DP14934 The Long Shadows of the Great Inflation: Evidence from Residential Mortgages
A major puzzle in financial contracting is consumers' aversion to adjustable rates. In the mortgage market, the empirical mix of contracts (80% fixed-rate) is inconsistent with standard life-cycle consumption models. We argue that these choices reflect the longlasting effect of the Great Inflation, and have sizable welfare implications. First, we show that consumers who have experienced higher inflation expect higher future interest-rate increases, which explains their preference for fixed-rate financing. Next, we quantify the influence of personal inflation experiences on mortgage financing using linked data from the Census Bureau's Residential Finance Survey. We estimate a discrete-choice model over mortgage financing alternatives. The structural parameters indicate that one additional percentage point of experienced inflation increases a borrower's willingness to pay for a fixed-rate mortgage by 6 to 14 basis points, compared to the adjustable-rate alternative in a given origination year. This experience effect has a major impact on the product mix of FRMs versus ARMs: Nearly one in seven households would switch to an ARM if not for the longlasting effect of personal inflation experiences.
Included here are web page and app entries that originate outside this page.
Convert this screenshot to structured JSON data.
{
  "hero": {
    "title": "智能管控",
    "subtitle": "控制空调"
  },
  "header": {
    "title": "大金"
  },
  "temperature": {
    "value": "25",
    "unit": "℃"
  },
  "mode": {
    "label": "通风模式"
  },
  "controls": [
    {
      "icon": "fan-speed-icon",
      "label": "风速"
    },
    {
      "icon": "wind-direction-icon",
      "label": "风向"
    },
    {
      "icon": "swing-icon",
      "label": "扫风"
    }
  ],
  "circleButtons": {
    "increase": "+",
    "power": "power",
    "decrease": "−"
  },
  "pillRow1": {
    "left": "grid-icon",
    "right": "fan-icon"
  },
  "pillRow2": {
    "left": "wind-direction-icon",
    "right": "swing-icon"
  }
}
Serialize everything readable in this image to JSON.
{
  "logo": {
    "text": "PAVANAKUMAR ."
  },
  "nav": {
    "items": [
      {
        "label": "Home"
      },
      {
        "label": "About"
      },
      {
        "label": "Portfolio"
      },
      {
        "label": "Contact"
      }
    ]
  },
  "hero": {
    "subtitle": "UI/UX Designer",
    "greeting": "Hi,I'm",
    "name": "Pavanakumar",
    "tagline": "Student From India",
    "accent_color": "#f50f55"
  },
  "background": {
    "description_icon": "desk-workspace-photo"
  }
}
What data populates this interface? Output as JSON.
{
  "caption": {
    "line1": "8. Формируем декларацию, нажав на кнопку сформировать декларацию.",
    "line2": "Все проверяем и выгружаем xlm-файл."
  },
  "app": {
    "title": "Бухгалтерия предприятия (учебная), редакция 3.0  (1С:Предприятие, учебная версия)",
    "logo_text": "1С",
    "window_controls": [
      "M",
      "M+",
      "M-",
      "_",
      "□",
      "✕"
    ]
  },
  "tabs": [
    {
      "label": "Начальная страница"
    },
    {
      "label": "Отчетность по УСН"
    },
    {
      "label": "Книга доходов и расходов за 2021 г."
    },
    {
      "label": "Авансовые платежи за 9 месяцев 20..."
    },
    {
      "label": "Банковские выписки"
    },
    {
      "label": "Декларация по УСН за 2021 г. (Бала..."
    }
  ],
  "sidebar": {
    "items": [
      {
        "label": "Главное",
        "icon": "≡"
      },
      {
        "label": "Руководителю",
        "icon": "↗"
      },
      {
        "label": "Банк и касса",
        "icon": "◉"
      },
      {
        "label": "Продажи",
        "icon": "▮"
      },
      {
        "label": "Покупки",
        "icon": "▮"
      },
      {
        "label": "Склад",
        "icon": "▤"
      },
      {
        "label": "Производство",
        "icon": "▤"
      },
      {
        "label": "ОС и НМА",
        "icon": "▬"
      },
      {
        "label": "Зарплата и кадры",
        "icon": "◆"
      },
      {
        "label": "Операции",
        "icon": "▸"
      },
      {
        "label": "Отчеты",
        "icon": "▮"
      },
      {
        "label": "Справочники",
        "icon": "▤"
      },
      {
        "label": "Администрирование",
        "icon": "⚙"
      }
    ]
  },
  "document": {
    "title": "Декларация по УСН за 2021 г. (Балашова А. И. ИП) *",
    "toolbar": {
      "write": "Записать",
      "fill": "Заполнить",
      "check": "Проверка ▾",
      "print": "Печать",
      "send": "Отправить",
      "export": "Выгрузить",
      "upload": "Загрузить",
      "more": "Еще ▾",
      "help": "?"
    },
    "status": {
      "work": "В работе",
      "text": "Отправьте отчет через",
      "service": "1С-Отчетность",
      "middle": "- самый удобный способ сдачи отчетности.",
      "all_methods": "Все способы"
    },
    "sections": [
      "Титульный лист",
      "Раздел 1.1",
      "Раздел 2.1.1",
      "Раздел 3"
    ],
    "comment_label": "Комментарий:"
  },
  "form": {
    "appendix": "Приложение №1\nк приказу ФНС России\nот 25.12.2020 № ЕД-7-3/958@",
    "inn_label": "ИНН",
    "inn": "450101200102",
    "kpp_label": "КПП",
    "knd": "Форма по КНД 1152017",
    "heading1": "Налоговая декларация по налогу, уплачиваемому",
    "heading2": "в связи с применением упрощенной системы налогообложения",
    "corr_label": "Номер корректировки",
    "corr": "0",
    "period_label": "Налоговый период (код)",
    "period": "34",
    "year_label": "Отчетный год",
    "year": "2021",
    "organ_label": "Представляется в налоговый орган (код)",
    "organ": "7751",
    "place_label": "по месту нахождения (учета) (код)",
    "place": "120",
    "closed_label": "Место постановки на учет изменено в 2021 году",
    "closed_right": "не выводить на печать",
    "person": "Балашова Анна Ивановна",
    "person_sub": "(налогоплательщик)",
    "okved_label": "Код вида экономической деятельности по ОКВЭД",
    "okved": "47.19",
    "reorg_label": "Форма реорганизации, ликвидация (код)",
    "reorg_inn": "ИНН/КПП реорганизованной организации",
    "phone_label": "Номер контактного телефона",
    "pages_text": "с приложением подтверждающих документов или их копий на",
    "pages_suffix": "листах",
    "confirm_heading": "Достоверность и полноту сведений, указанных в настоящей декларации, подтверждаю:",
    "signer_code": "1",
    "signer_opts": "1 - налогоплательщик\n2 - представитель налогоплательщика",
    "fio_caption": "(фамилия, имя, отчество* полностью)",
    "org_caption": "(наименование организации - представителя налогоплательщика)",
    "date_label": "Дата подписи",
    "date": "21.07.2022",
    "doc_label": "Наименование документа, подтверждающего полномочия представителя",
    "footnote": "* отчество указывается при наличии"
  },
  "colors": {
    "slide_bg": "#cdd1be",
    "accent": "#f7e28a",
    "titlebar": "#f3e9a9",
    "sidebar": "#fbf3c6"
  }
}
Our simulations suggest that households who would otherwise have switched pay $8,000-$16,000 in year-2000, after-tax dollars for the embedded inflation protection of the FRM.